DJS: All of that is driving a significant chunk of data. I think you can read almost any statistic; anybody will tell you it will exponentially grow. The cost of storing that data is quite expensive from a technological perspective. So open source technologies such as Ceph and Gluster, which are open software storage technologies in a hyperconverged environment -- you can scale CPU storage and networking independent of each other at the edge of the network -- are what we're seeing being built and deployed at the edge. Now what we're doing with the software with some of the data that we're storing at the edge is significantly lowering cost. It becomes more affordable to store the data at the edge, cache the data at the edge and also collect the telemetry at the edge.
A lot of the work that we are doing is enabling that by lowering the cost of being able to deliver those types of services at the edge for the service providers. That then has interesting applications that developers can write, both for consumers and businesses, at edge of the network. That's just one aspect, on the storage side.
TT: If it's going be a lot more affordable and more accessible to store data at the edge instead of in core data centers, and do other typical core data center activities at the edge, will the core data center as we know it become obsolete? How do you see these factors impacting cloud and data center demand?
DJS: The core data centers are still going to exist because it doesn't make sense to operate the core applications -- such as billing and operation support and all the elements that you need to deliver a quality of service across a network infrastructure -- at the edge. Those are big applications servicing many millions of customers. So we see those being more efficiently deployed in a cloud-based solution and a cloud-based environment -- normally virtualized. Certain network functions are better operated in the data center at the core of the network than they would be at the edge. So we think that the data center in the core of the network will still be there. It will be "cloudified" -- for want of a better word, and become much larger.

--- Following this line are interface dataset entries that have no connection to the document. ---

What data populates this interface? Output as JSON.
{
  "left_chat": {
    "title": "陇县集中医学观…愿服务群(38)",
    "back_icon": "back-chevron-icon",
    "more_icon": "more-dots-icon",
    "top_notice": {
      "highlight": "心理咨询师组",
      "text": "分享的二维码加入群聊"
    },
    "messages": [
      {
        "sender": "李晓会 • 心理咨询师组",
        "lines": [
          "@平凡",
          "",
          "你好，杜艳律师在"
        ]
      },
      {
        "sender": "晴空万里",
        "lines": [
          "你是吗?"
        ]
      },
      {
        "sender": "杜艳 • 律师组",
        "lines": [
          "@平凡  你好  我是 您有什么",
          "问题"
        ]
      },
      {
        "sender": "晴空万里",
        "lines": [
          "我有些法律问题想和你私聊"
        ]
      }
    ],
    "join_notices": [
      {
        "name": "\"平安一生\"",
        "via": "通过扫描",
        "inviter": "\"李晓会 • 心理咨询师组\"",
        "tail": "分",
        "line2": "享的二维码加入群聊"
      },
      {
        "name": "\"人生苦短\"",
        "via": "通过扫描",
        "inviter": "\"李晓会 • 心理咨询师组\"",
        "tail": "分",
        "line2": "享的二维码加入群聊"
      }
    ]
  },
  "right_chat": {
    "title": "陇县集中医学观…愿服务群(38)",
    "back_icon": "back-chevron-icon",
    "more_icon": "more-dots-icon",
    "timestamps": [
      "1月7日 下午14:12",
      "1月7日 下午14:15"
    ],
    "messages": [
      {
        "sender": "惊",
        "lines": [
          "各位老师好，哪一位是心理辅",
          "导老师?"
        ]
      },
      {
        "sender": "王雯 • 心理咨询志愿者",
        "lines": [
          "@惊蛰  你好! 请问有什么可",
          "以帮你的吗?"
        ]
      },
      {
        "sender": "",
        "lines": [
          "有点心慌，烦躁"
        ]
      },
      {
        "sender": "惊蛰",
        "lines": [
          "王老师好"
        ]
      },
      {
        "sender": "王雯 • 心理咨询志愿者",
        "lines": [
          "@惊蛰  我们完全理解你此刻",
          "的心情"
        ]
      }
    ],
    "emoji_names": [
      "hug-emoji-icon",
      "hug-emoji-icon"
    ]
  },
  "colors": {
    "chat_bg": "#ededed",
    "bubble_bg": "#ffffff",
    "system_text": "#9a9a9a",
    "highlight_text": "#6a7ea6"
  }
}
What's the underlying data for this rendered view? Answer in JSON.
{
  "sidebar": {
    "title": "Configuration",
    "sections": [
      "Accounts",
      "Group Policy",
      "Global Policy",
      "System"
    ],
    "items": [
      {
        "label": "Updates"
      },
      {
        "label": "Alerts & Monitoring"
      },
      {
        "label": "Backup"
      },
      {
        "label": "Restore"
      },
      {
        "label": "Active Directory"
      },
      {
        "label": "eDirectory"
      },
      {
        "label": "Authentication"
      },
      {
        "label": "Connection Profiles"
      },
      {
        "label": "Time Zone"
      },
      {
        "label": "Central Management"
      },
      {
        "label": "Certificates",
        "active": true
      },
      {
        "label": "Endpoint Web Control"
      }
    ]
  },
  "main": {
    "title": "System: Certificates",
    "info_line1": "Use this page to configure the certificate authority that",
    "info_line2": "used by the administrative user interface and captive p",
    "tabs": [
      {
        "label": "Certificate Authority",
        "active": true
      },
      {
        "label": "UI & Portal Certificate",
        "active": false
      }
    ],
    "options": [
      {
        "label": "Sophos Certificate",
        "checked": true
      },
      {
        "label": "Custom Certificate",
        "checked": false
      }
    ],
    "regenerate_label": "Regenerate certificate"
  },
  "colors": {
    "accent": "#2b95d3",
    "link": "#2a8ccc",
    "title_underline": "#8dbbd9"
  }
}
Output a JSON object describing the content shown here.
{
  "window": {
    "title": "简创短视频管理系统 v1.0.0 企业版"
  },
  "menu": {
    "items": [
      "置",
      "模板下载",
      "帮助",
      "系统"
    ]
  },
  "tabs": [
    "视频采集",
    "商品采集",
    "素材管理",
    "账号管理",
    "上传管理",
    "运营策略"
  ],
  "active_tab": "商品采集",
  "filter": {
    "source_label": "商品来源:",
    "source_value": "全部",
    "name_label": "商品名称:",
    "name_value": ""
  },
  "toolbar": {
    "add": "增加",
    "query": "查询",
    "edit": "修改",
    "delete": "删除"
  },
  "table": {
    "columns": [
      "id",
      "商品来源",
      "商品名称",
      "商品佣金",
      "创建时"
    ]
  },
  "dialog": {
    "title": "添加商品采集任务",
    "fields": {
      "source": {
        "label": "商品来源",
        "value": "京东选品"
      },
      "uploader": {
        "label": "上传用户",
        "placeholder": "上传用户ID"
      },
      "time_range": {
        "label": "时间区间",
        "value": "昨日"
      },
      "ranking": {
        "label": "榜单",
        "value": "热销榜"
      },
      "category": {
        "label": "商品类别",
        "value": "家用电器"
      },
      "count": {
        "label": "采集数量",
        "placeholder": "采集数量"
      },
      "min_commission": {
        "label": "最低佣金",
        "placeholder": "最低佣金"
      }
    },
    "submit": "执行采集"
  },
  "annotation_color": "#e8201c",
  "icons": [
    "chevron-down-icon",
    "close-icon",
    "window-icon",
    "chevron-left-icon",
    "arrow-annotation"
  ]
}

But a lot of the intelligence doesn't need to always come back to the core data center; a lot of that can be kept at the edge of the network. Actually, it's more cost efficient to do that at the edge of the network because you don't have to transport all of those bits back into the core and then back out again. And it frees up networking resources. Therefore, the cost per bit is dramatically reduced.
— Joe Stanganelli, Contributing Writer, Telco Transformation